◆ **TASK DETAILS**
Taking the line that contains "Enumerate this screenshot's" as the first, copy exactly every line through the last line of the records, and nothing else.

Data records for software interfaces

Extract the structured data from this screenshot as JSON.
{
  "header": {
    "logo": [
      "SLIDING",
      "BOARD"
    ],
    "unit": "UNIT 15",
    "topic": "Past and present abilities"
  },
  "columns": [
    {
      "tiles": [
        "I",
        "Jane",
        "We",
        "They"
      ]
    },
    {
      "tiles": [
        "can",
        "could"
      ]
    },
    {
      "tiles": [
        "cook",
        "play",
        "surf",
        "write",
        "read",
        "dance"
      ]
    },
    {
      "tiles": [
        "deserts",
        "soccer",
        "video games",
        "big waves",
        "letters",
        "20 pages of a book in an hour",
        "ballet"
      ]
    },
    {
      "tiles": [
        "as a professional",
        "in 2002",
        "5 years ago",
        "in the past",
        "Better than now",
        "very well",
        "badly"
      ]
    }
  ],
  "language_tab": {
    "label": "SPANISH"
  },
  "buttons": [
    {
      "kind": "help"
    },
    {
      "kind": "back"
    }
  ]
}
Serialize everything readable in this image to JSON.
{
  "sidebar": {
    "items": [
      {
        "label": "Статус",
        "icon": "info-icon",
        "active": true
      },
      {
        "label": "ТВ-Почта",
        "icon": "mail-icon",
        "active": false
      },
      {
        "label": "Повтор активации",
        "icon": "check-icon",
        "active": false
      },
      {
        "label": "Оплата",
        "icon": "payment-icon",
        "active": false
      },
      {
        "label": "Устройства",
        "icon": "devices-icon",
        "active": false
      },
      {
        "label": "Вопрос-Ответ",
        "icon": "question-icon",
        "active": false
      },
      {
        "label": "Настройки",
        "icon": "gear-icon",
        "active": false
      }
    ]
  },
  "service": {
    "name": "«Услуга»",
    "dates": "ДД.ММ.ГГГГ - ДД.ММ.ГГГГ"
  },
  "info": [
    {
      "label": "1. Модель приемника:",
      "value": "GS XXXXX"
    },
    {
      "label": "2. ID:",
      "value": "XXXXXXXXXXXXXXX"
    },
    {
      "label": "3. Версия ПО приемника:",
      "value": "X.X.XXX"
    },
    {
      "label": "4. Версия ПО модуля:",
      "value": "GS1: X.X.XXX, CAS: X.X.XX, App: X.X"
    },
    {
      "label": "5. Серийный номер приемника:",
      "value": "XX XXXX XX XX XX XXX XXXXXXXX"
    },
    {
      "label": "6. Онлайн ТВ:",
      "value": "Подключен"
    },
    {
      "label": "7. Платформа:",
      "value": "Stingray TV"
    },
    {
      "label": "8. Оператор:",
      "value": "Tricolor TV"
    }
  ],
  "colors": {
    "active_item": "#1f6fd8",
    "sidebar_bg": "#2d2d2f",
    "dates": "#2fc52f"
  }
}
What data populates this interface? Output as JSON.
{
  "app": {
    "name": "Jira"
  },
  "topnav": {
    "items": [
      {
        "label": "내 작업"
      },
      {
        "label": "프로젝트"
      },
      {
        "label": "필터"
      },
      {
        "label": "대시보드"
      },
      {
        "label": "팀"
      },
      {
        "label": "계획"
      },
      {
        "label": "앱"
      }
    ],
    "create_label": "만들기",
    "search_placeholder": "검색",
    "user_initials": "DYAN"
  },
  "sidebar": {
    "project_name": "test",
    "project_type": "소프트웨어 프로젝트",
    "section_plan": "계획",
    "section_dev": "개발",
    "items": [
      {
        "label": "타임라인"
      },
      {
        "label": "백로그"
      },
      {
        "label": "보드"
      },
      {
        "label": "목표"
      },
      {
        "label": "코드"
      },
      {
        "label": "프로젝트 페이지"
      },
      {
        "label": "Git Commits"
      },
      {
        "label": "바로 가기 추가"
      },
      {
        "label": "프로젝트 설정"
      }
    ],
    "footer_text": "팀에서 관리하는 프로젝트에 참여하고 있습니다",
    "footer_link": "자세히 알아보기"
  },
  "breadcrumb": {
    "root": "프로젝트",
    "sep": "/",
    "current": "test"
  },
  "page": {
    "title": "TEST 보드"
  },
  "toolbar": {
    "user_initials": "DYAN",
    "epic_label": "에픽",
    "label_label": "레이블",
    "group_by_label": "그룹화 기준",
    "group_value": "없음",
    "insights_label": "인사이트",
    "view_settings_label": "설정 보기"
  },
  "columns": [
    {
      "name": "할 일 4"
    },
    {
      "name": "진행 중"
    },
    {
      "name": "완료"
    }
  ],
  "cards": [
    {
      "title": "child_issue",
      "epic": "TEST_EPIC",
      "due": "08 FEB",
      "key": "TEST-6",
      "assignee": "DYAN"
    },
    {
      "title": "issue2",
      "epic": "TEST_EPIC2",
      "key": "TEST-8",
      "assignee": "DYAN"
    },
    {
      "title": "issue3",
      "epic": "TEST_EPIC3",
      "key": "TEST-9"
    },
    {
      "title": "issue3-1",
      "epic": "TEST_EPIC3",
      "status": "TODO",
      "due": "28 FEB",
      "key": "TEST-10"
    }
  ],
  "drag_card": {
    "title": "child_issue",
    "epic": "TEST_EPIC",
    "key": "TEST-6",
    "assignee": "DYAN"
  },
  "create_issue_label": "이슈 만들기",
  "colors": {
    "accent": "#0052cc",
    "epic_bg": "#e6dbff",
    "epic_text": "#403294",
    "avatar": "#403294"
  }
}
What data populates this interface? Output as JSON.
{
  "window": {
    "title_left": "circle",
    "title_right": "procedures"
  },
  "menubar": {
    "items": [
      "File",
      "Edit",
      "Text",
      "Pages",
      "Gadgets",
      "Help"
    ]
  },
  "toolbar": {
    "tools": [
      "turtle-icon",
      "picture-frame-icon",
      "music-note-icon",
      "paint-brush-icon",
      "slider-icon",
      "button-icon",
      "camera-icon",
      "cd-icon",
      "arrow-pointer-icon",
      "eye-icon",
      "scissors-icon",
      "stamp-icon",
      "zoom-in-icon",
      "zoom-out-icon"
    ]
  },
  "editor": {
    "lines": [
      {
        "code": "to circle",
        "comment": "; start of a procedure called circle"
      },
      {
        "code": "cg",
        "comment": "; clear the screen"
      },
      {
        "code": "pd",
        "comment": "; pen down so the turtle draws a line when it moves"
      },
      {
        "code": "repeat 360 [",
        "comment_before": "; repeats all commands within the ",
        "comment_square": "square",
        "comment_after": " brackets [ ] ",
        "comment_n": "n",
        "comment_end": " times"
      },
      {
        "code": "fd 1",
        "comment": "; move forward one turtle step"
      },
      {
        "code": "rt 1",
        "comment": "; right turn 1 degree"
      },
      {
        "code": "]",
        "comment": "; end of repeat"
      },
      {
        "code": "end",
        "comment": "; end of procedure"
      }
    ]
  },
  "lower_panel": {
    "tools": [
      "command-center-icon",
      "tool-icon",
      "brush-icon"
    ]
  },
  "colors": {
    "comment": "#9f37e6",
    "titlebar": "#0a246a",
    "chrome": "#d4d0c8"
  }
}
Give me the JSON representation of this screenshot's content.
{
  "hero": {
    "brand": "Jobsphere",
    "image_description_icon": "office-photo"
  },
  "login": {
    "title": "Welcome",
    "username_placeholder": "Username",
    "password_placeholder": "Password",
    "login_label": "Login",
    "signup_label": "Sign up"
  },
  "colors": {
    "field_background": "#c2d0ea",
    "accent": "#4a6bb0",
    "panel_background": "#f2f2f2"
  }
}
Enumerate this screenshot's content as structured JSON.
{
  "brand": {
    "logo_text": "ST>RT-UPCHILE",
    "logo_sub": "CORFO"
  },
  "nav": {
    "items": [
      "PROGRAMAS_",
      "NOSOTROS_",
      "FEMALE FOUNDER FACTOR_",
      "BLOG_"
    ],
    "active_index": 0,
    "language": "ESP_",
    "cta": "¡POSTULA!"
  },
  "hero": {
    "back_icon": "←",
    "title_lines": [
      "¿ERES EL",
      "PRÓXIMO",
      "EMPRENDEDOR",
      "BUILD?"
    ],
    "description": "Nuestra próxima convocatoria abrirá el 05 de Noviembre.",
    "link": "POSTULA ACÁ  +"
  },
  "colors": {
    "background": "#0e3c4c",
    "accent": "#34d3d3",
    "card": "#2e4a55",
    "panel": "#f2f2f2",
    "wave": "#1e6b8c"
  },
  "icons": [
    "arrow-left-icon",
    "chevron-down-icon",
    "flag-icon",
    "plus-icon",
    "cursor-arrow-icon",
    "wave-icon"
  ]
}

◆ **WRITTEN ANSWER**
Enumerate this screenshot's content as structured JSON.
{
  "brand": {
    "logo_text": "ST>RT-UPCHILE",
    "logo_sub": "CORFO"
  },
  "nav": {
    "items": [
      "PROGRAMAS_",
      "NOSOTROS_",
      "FEMALE FOUNDER FACTOR_",
      "BLOG_"
    ],
    "active_index": 0,
    "language": "ESP_",
    "cta": "¡POSTULA!"
  },
  "hero": {
    "back_icon": "←",
    "title_lines": [
      "¿ERES EL",
      "PRÓXIMO",
      "EMPRENDEDOR",
      "BUILD?"
    ],
    "description": "Nuestra próxima convocatoria abrirá el 05 de Noviembre.",
    "link": "POSTULA ACÁ  +"
  },
  "colors": {
    "background": "#0e3c4c",
    "accent": "#34d3d3",
    "card": "#2e4a55",
    "panel": "#f2f2f2",
    "wave": "#1e6b8c"
  },
  "icons": [
    "arrow-left-icon",
    "chevron-down-icon",
    "flag-icon",
    "plus-icon",
    "cursor-arrow-icon",
    "wave-icon"
  ]
}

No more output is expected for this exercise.